The continued existence of the statue suggests Islamists in Tripoli aren’t as confident as in other parts of the country, said Shashank Joshi, associate fellow at the London-based Royal United Services Institute, in an interview. This makes the statue, installed during the Italian era of 1911-1942, something of a bellwether for militant strength.

“They may know they’d face a greater range of opposition if they destroyed something like that in Tripoli now, where there is more chance of retaliation than elsewhere,” he said.

“She is not intended to be seen as an object of sexual desire, but rather an as allegorical figure,” said David Rifkind, assistant professor at Florida International University, who curated an exhibition on Italian fascist art in North and East Africa last year, in an interview.

The lady represents Italy and the life-giving role of water in a desert being made fertile by aqueducts while the gazelle symbolizes Tripolitania and Cyrenaica, regions united by Italy in 1934 to form modern-day Libya, Rifkind said.

It also challenges assumptions about Tripoli, where a tacit dress code demands arms and legs are covered for modesty.

“People who live in Tripoli consider it to be very important, it’s a symbol of the city,” said Adel Turki, lecturer in Material Science at Bristol University who was born in Tripoli and helped advise on the statue’s cleaning last year. “It is part of the city, people want to protect it.”

The fountain’s original name was “Sorgente di Vita,” or Source of Life, according to the dusty archives of Tripoli’s Red Castle Museum, and was made by Angiolo Vannetti.

Gadhafi spared the lady, as well as two columns on the harbor crowned by statues of Romulus and Remus, the fabled twin founders of Rome, even as he destroyed other reminders of Italian rule. In turn, artwork from Gadhafi’s four-decade rule was pulled down in the revolution.

“She survived Italians, the German army, British rule, the King and Gadhafi, just as we did,” Mohamed Bushera, a taxi driver, tells a passenger on a recent drive past the lady. “Gadhafi built almost nothing in our city in 40 years. We want more beautiful things, not less. We would be angry if the Salafists destroyed her.”

More in Local News

A customer walks away after buying a hot dog from a vendor on 33rd St and Smith Street near the Everett Station on Friday.

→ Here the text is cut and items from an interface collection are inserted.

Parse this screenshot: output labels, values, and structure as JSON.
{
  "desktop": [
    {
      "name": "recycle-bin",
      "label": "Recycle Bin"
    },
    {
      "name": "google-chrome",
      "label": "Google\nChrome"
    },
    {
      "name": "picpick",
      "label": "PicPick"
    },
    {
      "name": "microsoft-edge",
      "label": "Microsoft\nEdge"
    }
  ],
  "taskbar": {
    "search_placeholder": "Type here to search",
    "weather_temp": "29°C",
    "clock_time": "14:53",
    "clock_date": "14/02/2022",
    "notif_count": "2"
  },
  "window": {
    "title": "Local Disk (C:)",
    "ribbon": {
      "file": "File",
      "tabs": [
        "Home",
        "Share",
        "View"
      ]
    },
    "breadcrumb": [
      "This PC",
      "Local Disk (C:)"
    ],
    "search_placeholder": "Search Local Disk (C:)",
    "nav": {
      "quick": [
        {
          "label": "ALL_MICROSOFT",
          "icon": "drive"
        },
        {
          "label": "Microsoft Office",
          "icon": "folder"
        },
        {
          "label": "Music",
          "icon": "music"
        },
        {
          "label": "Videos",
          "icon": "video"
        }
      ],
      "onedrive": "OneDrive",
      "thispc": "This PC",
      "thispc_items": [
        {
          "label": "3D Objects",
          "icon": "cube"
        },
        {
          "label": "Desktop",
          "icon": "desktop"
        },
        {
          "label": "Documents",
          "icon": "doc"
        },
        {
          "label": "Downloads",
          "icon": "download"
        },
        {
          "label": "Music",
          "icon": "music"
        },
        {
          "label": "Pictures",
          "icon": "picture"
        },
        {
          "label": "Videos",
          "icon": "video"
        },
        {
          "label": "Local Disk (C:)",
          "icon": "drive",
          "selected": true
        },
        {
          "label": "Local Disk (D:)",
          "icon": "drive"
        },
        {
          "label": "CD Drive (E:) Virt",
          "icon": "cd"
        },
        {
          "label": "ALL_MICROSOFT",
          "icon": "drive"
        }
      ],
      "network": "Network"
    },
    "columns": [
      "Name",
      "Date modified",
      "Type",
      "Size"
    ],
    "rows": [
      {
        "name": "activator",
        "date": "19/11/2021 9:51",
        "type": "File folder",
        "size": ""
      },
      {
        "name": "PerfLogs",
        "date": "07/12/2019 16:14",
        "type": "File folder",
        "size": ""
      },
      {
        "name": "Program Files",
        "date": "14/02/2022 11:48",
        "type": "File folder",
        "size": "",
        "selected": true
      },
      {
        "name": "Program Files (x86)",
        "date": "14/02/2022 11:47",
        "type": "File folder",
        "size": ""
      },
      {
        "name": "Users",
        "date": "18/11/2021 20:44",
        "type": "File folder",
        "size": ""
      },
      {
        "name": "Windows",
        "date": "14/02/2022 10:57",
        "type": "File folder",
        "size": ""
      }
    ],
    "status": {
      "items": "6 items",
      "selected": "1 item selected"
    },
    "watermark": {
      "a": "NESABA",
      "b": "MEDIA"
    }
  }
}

The Everett Station District Alliance pictures the area east of Broadway and south of Hewitt Avenue as a future neighborhood and transit hub that could absorb expected population growth. (Andy Bronson / The Herald)
How can Everett Station become a vibrant part of city?

A neighborhood alliance focused on long-term revitalization will update the public Tuesday.

Man arrested after police find van full of drugs, cash and guns

An officer on patrol noticed a vehicle by itself in the middle of a WinCo parking lot at 2 a.m.

After work to address issues, Lynnwood gets clean audit

The city has benefited from increased revenues from sales tax.

Bolshevik replaces BS in Eyman’s voters pamphlet statement

The initiative promoter also lost a bid to include a hyperlink to online coverage of the battle.

Man with shotgun confronts man on toilet about missing phone

Police say the victim was doing his business when the suspect barged in and threatened him.

Detectives seek suspect in woman’s homicide

Alisha Michelle Canales-McGuire was shot to death Wednesday at a home south of Paine Field.

Car crashes near Everett after State Patrol pursuit

The driver and a second person in the car suffered injuries.

Injured hiker rescued near Granite Falls

Woman fell and hit her head on a rock Saturday, and her condition worsened overnight.

Two teens struck by truck in Lynnwood

The teens, between the ages of 14 and 16, were taken to the hospital as a precaution.

Most Read